== Supplied material

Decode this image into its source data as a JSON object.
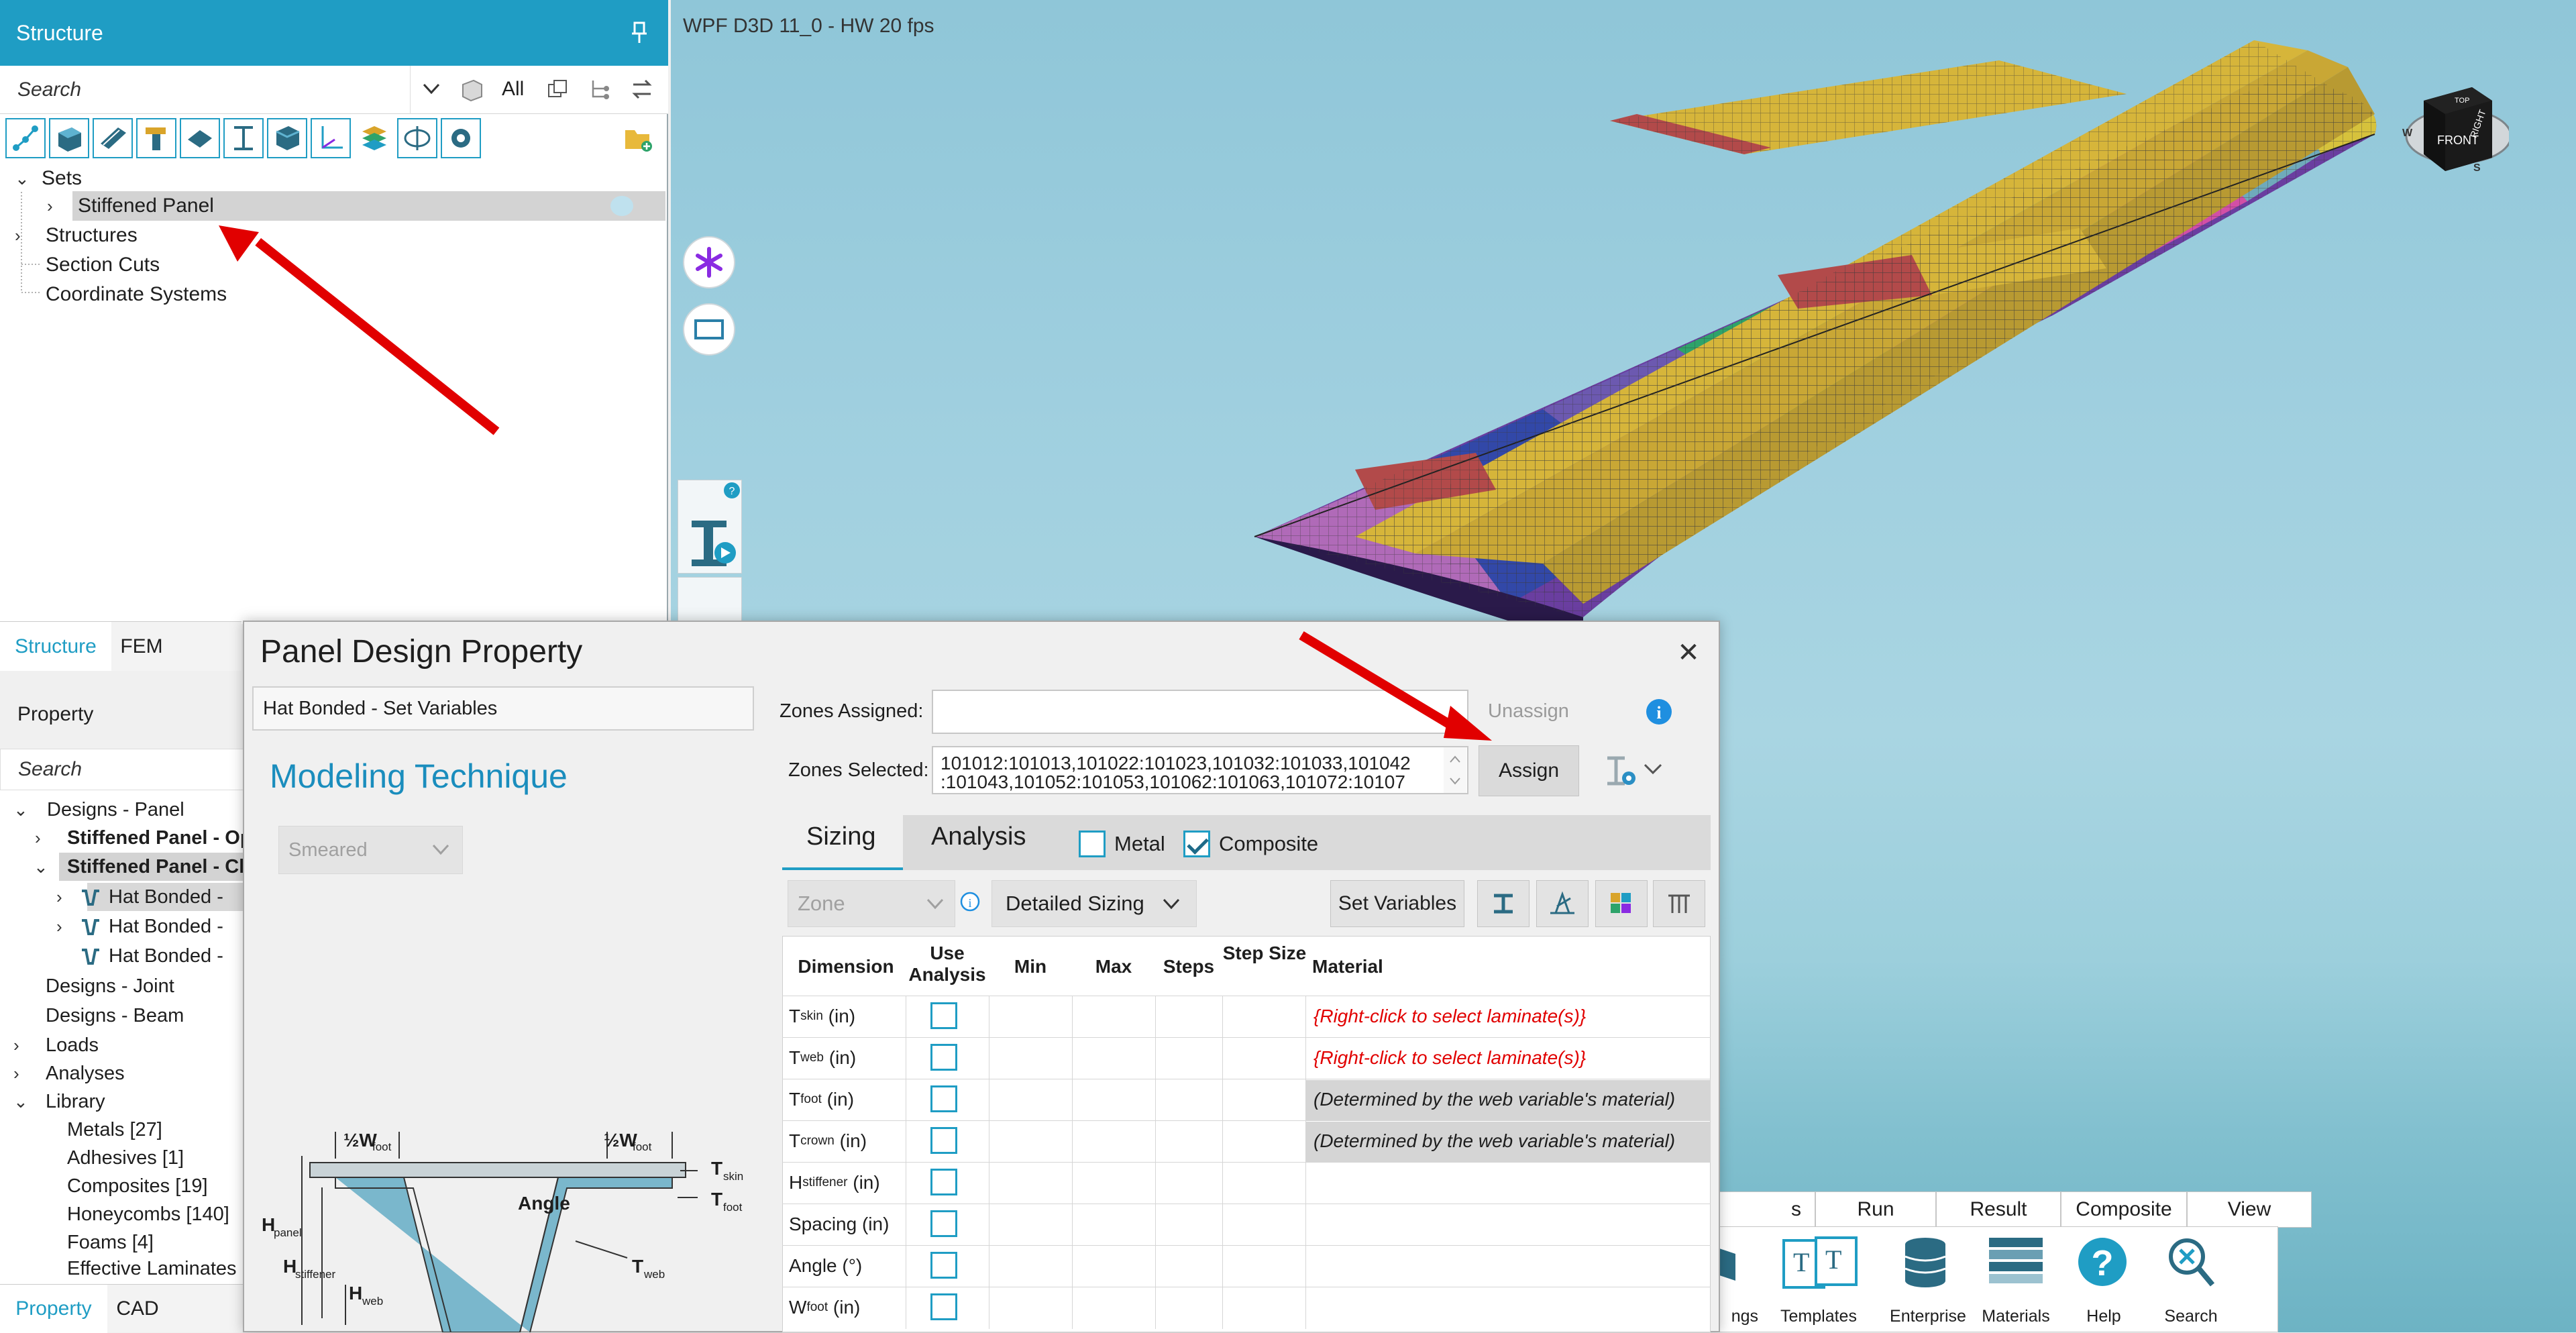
{
  "viewport": {
    "title": "WPF D3D 11_0 - HW  20 fps",
    "viewcube": {
      "face_front": "FRONT",
      "face_right": "RIGHT",
      "face_top": "TOP",
      "compass_w": "W",
      "compass_s": "S"
    }
  },
  "structure_panel": {
    "title": "Structure",
    "search_placeholder": "Search",
    "all_label": "All",
    "tree": [
      {
        "label": "Sets"
      },
      {
        "label": "Stiffened Panel"
      },
      {
        "label": "Structures"
      },
      {
        "label": "Section Cuts"
      },
      {
        "label": "Coordinate Systems"
      }
    ]
  },
  "left_tabs": [
    {
      "label": "Structure"
    },
    {
      "label": "FEM"
    }
  ],
  "property_panel": {
    "header": "Property",
    "search_placeholder": "Search",
    "tree": [
      {
        "label": "Designs - Panel"
      },
      {
        "label": "Stiffened Panel - Op"
      },
      {
        "label": "Stiffened Panel - Cl"
      },
      {
        "label": "Hat Bonded -"
      },
      {
        "label": "Hat Bonded -"
      },
      {
        "label": "Hat Bonded -"
      },
      {
        "label": "Designs - Joint"
      },
      {
        "label": "Designs - Beam"
      },
      {
        "label": "Loads"
      },
      {
        "label": "Analyses"
      },
      {
        "label": "Library"
      },
      {
        "label": "Metals",
        "count": "[27]"
      },
      {
        "label": "Adhesives",
        "count": "[1]"
      },
      {
        "label": "Composites",
        "count": "[19]"
      },
      {
        "label": "Honeycombs",
        "count": "[140]"
      },
      {
        "label": "Foams",
        "count": "[4]"
      },
      {
        "label": "Effective Laminates"
      }
    ]
  },
  "bottom_tabs": [
    {
      "label": "Property"
    },
    {
      "label": "CAD"
    }
  ],
  "ribbon": {
    "tabs": [
      "s",
      "Run",
      "Result",
      "Composite",
      "View"
    ],
    "buttons": [
      "ngs",
      "Templates",
      "Enterprise",
      "Materials",
      "Help",
      "Search"
    ]
  },
  "dialog": {
    "title": "Panel Design Property",
    "design_name": "Hat Bonded - Set Variables",
    "modeling_technique_label": "Modeling Technique",
    "modeling_technique_value": "Smeared",
    "zones_assigned_label": "Zones Assigned:",
    "zones_assigned_value": "",
    "zones_selected_label": "Zones Selected:",
    "zones_selected_line1": "101012:101013,101022:101023,101032:101033,101042",
    "zones_selected_line2": ":101043,101052:101053,101062:101063,101072:10107",
    "unassign_label": "Unassign",
    "assign_label": "Assign",
    "tabs": [
      "Sizing",
      "Analysis"
    ],
    "metal_label": "Metal",
    "metal_checked": false,
    "composite_label": "Composite",
    "composite_checked": true,
    "zone_dropdown": "Zone",
    "sizing_mode": "Detailed Sizing",
    "set_variables_label": "Set Variables",
    "grid_headers": [
      "Dimension",
      "Use Analysis",
      "Min",
      "Max",
      "Steps",
      "Step Size",
      "Material"
    ],
    "grid_rows": [
      {
        "main": "T",
        "sub": "skin",
        "unit": " (in)",
        "material": "{Right-click to select laminate(s)}",
        "material_color": "#e10000",
        "shaded": false
      },
      {
        "main": "T",
        "sub": "web",
        "unit": " (in)",
        "material": "{Right-click to select laminate(s)}",
        "material_color": "#e10000",
        "shaded": false
      },
      {
        "main": "T",
        "sub": "foot",
        "unit": " (in)",
        "material": "(Determined by the web variable's material)",
        "material_color": "#1e1e1e",
        "shaded": true
      },
      {
        "main": "T",
        "sub": "crown",
        "unit": " (in)",
        "material": "(Determined by the web variable's material)",
        "material_color": "#1e1e1e",
        "shaded": true
      },
      {
        "main": "H",
        "sub": "stiffener",
        "unit": " (in)",
        "material": "",
        "material_color": "#1e1e1e",
        "shaded": false
      },
      {
        "main": "Spacing",
        "sub": "",
        "unit": " (in)",
        "material": "",
        "material_color": "#1e1e1e",
        "shaded": false
      },
      {
        "main": "Angle",
        "sub": "",
        "unit": " (°)",
        "material": "",
        "material_color": "#1e1e1e",
        "shaded": false
      },
      {
        "main": "W",
        "sub": "foot",
        "unit": " (in)",
        "material": "",
        "material_color": "#1e1e1e",
        "shaded": false
      }
    ],
    "diagram": {
      "labels": [
        "½W",
        "foot",
        "½W",
        "foot",
        "T",
        "skin",
        "T",
        "foot",
        "H",
        "panel",
        "H",
        "stiffener",
        "H",
        "web",
        "Angle",
        "T",
        "web"
      ]
    }
  },
  "colors": {
    "accent": "#1f9dc4",
    "arrow": "#e10000",
    "link": "#1a8dbd"
  }
}
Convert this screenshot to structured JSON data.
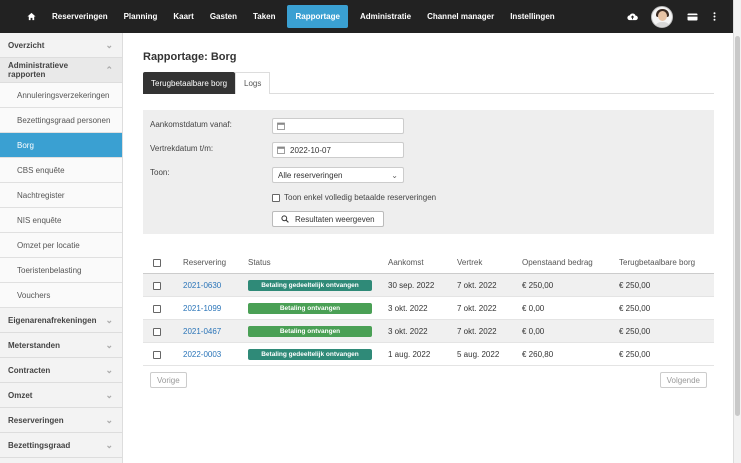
{
  "nav": {
    "items": [
      {
        "label": "Reserveringen",
        "active": false
      },
      {
        "label": "Planning",
        "active": false
      },
      {
        "label": "Kaart",
        "active": false
      },
      {
        "label": "Gasten",
        "active": false
      },
      {
        "label": "Taken",
        "active": false
      },
      {
        "label": "Rapportage",
        "active": true
      },
      {
        "label": "Administratie",
        "active": false
      },
      {
        "label": "Channel manager",
        "active": false
      },
      {
        "label": "Instellingen",
        "active": false
      }
    ]
  },
  "sidebar": {
    "overview": "Overzicht",
    "admin_reports": "Administratieve rapporten",
    "sub": [
      "Annuleringsverzekeringen",
      "Bezettingsgraad personen",
      "Borg",
      "CBS enquête",
      "Nachtregister",
      "NIS enquête",
      "Omzet per locatie",
      "Toeristenbelasting",
      "Vouchers"
    ],
    "groups": [
      "Eigenarenafrekeningen",
      "Meterstanden",
      "Contracten",
      "Omzet",
      "Reserveringen",
      "Bezettingsgraad"
    ]
  },
  "page": {
    "title": "Rapportage: Borg",
    "tab_active": "Terugbetaalbare borg",
    "tab_logs": "Logs"
  },
  "filter": {
    "arrival_from_label": "Aankomstdatum vanaf:",
    "arrival_from_value": "",
    "departure_to_label": "Vertrekdatum t/m:",
    "departure_to_value": "2022-10-07",
    "show_label": "Toon:",
    "show_value": "Alle reserveringen",
    "only_paid_label": "Toon enkel volledig betaalde reserveringen",
    "submit_label": "Resultaten weergeven"
  },
  "table": {
    "headers": [
      "Reservering",
      "Status",
      "Aankomst",
      "Vertrek",
      "Openstaand bedrag",
      "Terugbetaalbare borg"
    ],
    "rows": [
      {
        "id": "2021-0630",
        "status": "Betaling gedeeltelijk ontvangen",
        "arrival": "30 sep. 2022",
        "departure": "7 okt. 2022",
        "outstanding": "€ 250,00",
        "deposit": "€ 250,00"
      },
      {
        "id": "2021-1099",
        "status": "Betaling ontvangen",
        "arrival": "3 okt. 2022",
        "departure": "7 okt. 2022",
        "outstanding": "€ 0,00",
        "deposit": "€ 250,00"
      },
      {
        "id": "2021-0467",
        "status": "Betaling ontvangen",
        "arrival": "3 okt. 2022",
        "departure": "7 okt. 2022",
        "outstanding": "€ 0,00",
        "deposit": "€ 250,00"
      },
      {
        "id": "2022-0003",
        "status": "Betaling gedeeltelijk ontvangen",
        "arrival": "1 aug. 2022",
        "departure": "5 aug. 2022",
        "outstanding": "€ 260,80",
        "deposit": "€ 250,00"
      }
    ]
  },
  "pager": {
    "prev": "Vorige",
    "next": "Volgende"
  },
  "colors": {
    "accent": "#3aa0d2",
    "partial": "#2f8a78",
    "paid": "#4aa055",
    "navbar": "#222222"
  },
  "icons": {
    "home": "home-icon",
    "cloud": "cloud-upload-icon",
    "card": "card-icon",
    "more": "more-vertical-icon"
  }
}
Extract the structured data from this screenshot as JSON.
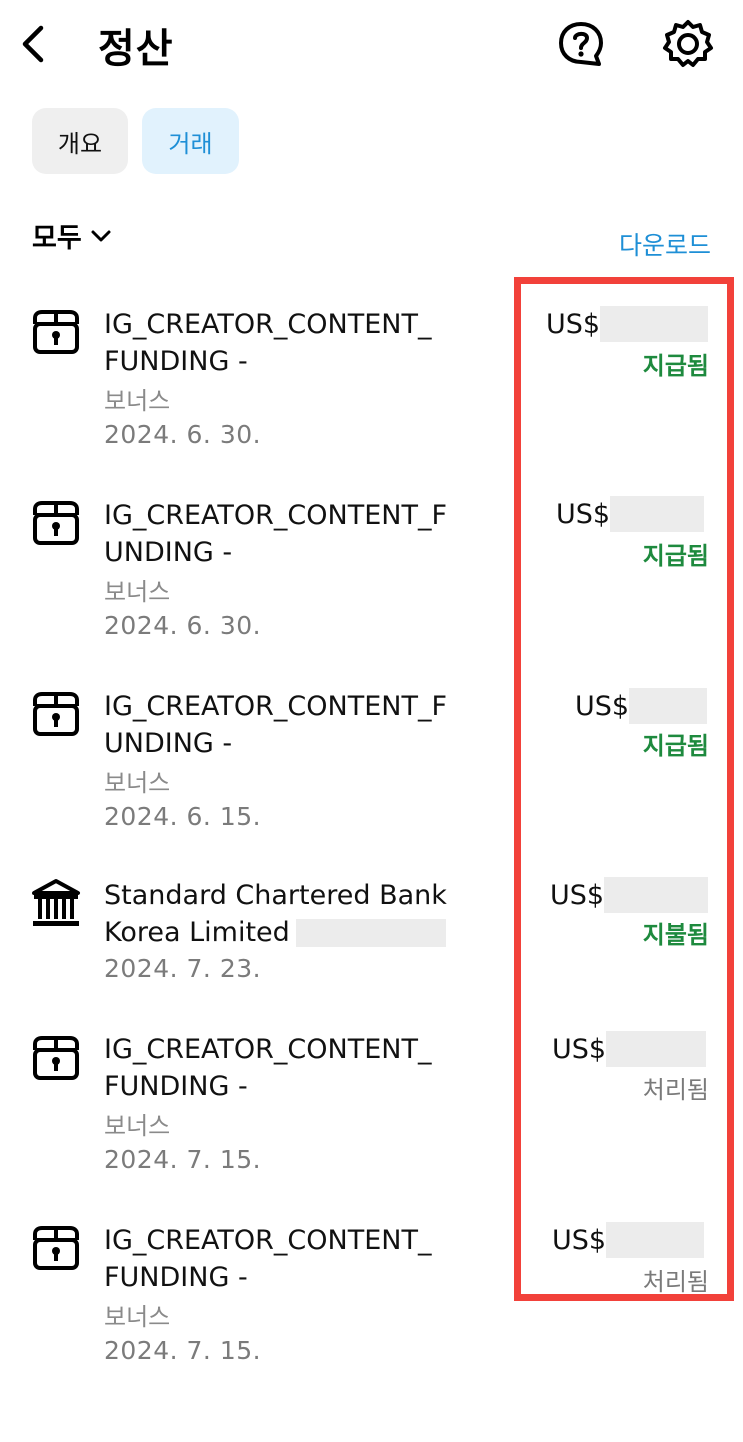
{
  "header": {
    "back_icon": "chevron-left-icon",
    "title": "정산",
    "help_icon": "question-bubble-icon",
    "settings_icon": "gear-icon"
  },
  "tabs": [
    {
      "label": "개요",
      "selected": false
    },
    {
      "label": "거래",
      "selected": true
    }
  ],
  "filter": {
    "label": "모두",
    "icon": "chevron-down-icon"
  },
  "download_label": "다운로드",
  "colors": {
    "accent": "#1e8fd6",
    "paid_green": "#1e8a3e",
    "highlight_red": "#f2413a"
  },
  "transactions": [
    {
      "icon": "gift-box-icon",
      "name_line1": "IG_CREATOR_CONTENT_",
      "name_line2": "FUNDING -",
      "subtitle": "보너스",
      "date": "2024. 6. 30.",
      "currency": "US$",
      "status": "지급됨"
    },
    {
      "icon": "gift-box-icon",
      "name_line1": "IG_CREATOR_CONTENT_F",
      "name_line2": "UNDING -",
      "subtitle": "보너스",
      "date": "2024. 6. 30.",
      "currency": "US$",
      "status": "지급됨"
    },
    {
      "icon": "gift-box-icon",
      "name_line1": "IG_CREATOR_CONTENT_F",
      "name_line2": "UNDING -",
      "subtitle": "보너스",
      "date": "2024. 6. 15.",
      "currency": "US$",
      "status": "지급됨"
    },
    {
      "icon": "bank-icon",
      "name_line1": "Standard Chartered Bank",
      "name_line2": "Korea Limited",
      "subtitle": "",
      "date": "2024. 7. 23.",
      "currency": "US$",
      "status": "지불됨"
    },
    {
      "icon": "gift-box-icon",
      "name_line1": "IG_CREATOR_CONTENT_",
      "name_line2": "FUNDING -",
      "subtitle": "보너스",
      "date": "2024. 7. 15.",
      "currency": "US$",
      "status": "처리됨"
    },
    {
      "icon": "gift-box-icon",
      "name_line1": "IG_CREATOR_CONTENT_",
      "name_line2": "FUNDING -",
      "subtitle": "보너스",
      "date": "2024. 7. 15.",
      "currency": "US$",
      "status": "처리됨"
    }
  ]
}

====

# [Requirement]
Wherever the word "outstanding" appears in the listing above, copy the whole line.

# [Answer to the problem]
        "outstanding": "€ 250,00",
        "outstanding": "€ 0,00",
        "outstanding": "€ 0,00",
        "outstanding": "€ 260,80",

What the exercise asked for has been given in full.